Anne Heffron is a highly gifted writer. In fact, she’s spent decades teaching writing to others, amid her own struggles around identity, brokenness, self-destructive habits, and conflicting emotions about her own mother (it’s mere coincidence that my last post was on the Happy/Sad of adoption). Her memoir and first book, You Don’t Look Adopted, was published four months ago (though Anne is already an accomplished screenwriter), and I have just recently begun reading it.
I wonder if you might consider outsourcing responses to questions you get about adoption. It’s evident from your previous misguided advice that you are sometimes out of your element adoption-wise. Let me get readers up to speed on this latest request for adoption advice.
Dear Abby: Should We Let Birth Grandparents In?
Uncertain Down South said that she and her husband met their daughter’s birth parents briefly in the hospital at the time of her birth, but the birth parents wanted no further contact. Continue reading More Mucked Up Adoption Advice from Dear Abby

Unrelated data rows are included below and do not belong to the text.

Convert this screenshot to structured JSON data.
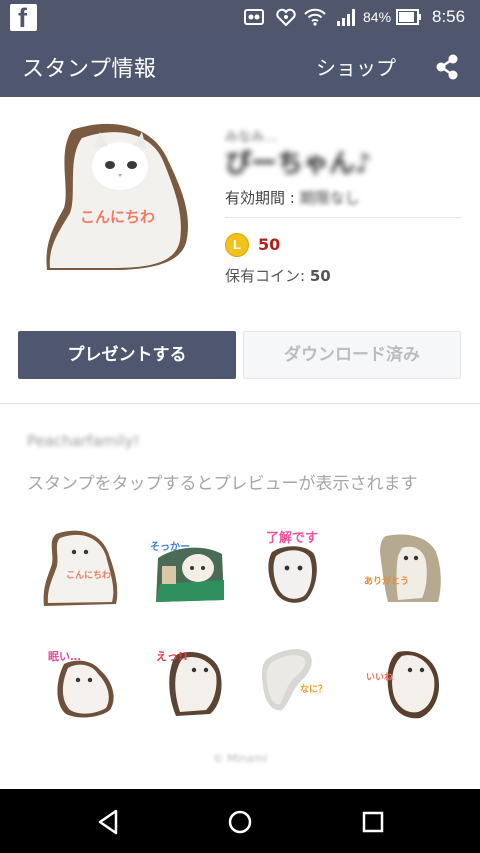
{
  "status_bar": {
    "battery_percent": "84%",
    "time": "8:56",
    "icons": [
      "facebook-icon",
      "notification-icon",
      "heart-notification-icon",
      "wifi-icon",
      "signal-icon",
      "battery-icon"
    ]
  },
  "app_bar": {
    "title": "スタンプ情報",
    "shop_label": "ショップ",
    "share_icon": "share-icon",
    "background": "#4f5670"
  },
  "sticker_pack": {
    "author": "みなみ…",
    "title": "ぴーちゃん♪",
    "validity_label": "有効期間 : ",
    "validity_value": "期限なし",
    "main_sticker_caption": "こんにちわ",
    "coin_symbol": "L",
    "price": "50",
    "owned_coins_label": "保有コイン: ",
    "owned_coins_value": "50"
  },
  "buttons": {
    "present": "プレゼントする",
    "downloaded": "ダウンロード済み"
  },
  "creator": "Peacharfamily!",
  "hint": "スタンプをタップするとプレビューが表示されます",
  "stickers": [
    {
      "caption": "こんにちわ",
      "caption_color": "#f07b63"
    },
    {
      "caption": "そっかー",
      "caption_color": "#3d7fd6"
    },
    {
      "caption": "了解です",
      "caption_color": "#f2539b"
    },
    {
      "caption": "ありがとう",
      "caption_color": "#f08a2c"
    },
    {
      "caption": "眠い…",
      "caption_color": "#e0509a"
    },
    {
      "caption": "えっ!!",
      "caption_color": "#e63a4a"
    },
    {
      "caption": "なに？",
      "caption_color": "#f0a020"
    },
    {
      "caption": "いいね",
      "caption_color": "#f07060"
    }
  ],
  "copyright": "© Minami",
  "colors": {
    "accent": "#4f5670",
    "price": "#b0201c",
    "coin": "#f1c21b"
  },
  "nav": {
    "back": "back-icon",
    "home": "home-icon",
    "recents": "recents-icon"
  }
}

Question: Lori, I am trying to wrap my head around this. How do we live out Both/And from a foster care adoption perspective? Our kids were taken from their birth parents for good reason. We have all the info, the original birth certificates, case files, all of that. But no contact with birth parents. And we have been advised not to for safety reasons (the caseworker made a point of me seeing one of the parents via a one way mirror so I would know if I ever ran into him to run the other way).
I want to give our kids this wholeness. The best we have been able to do is some contact with a paternal grandmother for one child. And we know the adoptive parents of the other child’s older siblings, but we have no control over contact. So far the other adoptive parents shy away from it because it is so upsetting for their kids. No matter what we do these folks will not be a part of their lives in the every day.
How can we have openness in our situation and not split our babies? —Jenny
As part of its #AllTogetherNow campaign, Kohl’s features 19 year-old Raymond and his reunion with his birth mom after 17 years apart. Raymond finds he has a sister, born exactly 10 years after he was.
Both Raymond and his birth mother have responded to comments on YouTube.
Pick a side, Raymond.
Currently there are 148 comments. A common theme among many of them originates in the Either/Or mindset of the closed adoption era. Either she is your real mom or the other woman is. Which part of yourself will you embrace, Raymond, and which will you deny?
- “I hate this add [sic]. The importance he puts on his biological family is a slap in the face of the people who raised him.”